We had such a great guest this week — filmmaker and creator of HBO's Girls Lena Dunham — that we fired up the Grantland Studio on a Sunday. Lena was surprisingly candid about how she got the pilot together, the loud and occasionally hostile initial response to the show, and which aspects of the show are based on her real life. Check out one of the best and most interesting young voices in TV.
Joe Walsh is the definition of a laid-back weirdo genius, assuming anyone feels the need to create a definition for that personality type. In this oddly focused podcast, the freewheeling Eagle breaks down the lyrical content of "Life's Been Good," reminisces about cocaine and spray paint, expresses bleak economic perspectives, eviscerates technology, and takes a mild shot at LeBron James.
Chris Ryan and I had a lot on our table this week.

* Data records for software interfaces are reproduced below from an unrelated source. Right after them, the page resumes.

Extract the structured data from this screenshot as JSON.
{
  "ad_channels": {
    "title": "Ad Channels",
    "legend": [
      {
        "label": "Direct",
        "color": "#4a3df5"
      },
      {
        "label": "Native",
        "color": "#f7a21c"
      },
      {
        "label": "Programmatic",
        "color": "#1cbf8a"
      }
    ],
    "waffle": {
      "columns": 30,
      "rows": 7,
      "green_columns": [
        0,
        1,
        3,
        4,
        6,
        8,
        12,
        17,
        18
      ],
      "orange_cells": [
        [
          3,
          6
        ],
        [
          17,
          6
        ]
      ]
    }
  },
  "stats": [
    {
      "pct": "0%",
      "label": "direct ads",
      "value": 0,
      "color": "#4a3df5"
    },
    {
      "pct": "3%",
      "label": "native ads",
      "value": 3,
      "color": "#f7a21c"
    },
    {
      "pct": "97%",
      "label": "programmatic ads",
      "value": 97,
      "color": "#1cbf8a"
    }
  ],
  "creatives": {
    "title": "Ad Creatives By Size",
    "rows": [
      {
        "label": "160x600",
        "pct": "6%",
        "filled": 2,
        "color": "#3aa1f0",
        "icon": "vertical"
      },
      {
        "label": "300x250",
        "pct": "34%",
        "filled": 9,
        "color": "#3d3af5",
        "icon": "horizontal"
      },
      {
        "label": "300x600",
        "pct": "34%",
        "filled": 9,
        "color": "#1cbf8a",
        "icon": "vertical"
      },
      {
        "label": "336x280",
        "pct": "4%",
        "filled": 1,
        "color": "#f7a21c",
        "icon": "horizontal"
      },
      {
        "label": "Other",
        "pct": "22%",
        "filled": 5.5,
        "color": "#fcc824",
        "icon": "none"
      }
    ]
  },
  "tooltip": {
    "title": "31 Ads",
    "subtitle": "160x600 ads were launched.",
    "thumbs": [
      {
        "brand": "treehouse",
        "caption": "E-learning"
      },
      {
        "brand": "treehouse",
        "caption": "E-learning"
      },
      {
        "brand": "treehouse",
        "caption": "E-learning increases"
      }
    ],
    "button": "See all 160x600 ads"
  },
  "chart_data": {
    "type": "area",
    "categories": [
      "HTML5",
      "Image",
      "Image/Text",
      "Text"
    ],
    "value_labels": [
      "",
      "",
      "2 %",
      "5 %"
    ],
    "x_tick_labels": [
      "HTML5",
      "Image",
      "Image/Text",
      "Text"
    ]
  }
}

Luckily, we got a good deal on the factory showroom model of Stannis Baratheon’s conference room-sized Stratego board. In this week’s podcast, we talk about Stannis’s power-grab in Game of Thrones (1:00), as well as Mad Men’s fever dreams (12:35) and The Wire creator David Simon’s contentious quotes (22:15). We also big-upped HBO’s new series Girls (29:55) and broke down Rembert Browne’s excellent essay on Drake finally becoming a man (35:25). This led to bar mitzvah memories of free fuzzy socks and doing the cabbage patch and, eventually, a quick take on the return of Kanye West (42:25). L'chaim! Manischewitz shots for everyone!
With Saturday Night Live on vacation this week, we ruined Bill Hader's Los Angeles trip by forcing him to stop by the B.S. Report studios and tape a 70-minute podcast that covered life at SNL, Stefon's evolution into a breakout character, his recent collaborations with the South Park guys, the Apatow comedy factory, creepy Internet stalkers, Jame Gumb, Jaws, ghosts, the NBA playoffs and even Hader's desire to become Oklahoma City's most famous courtside fan (a la Jack Nicholson). I'm almost positive the position is open.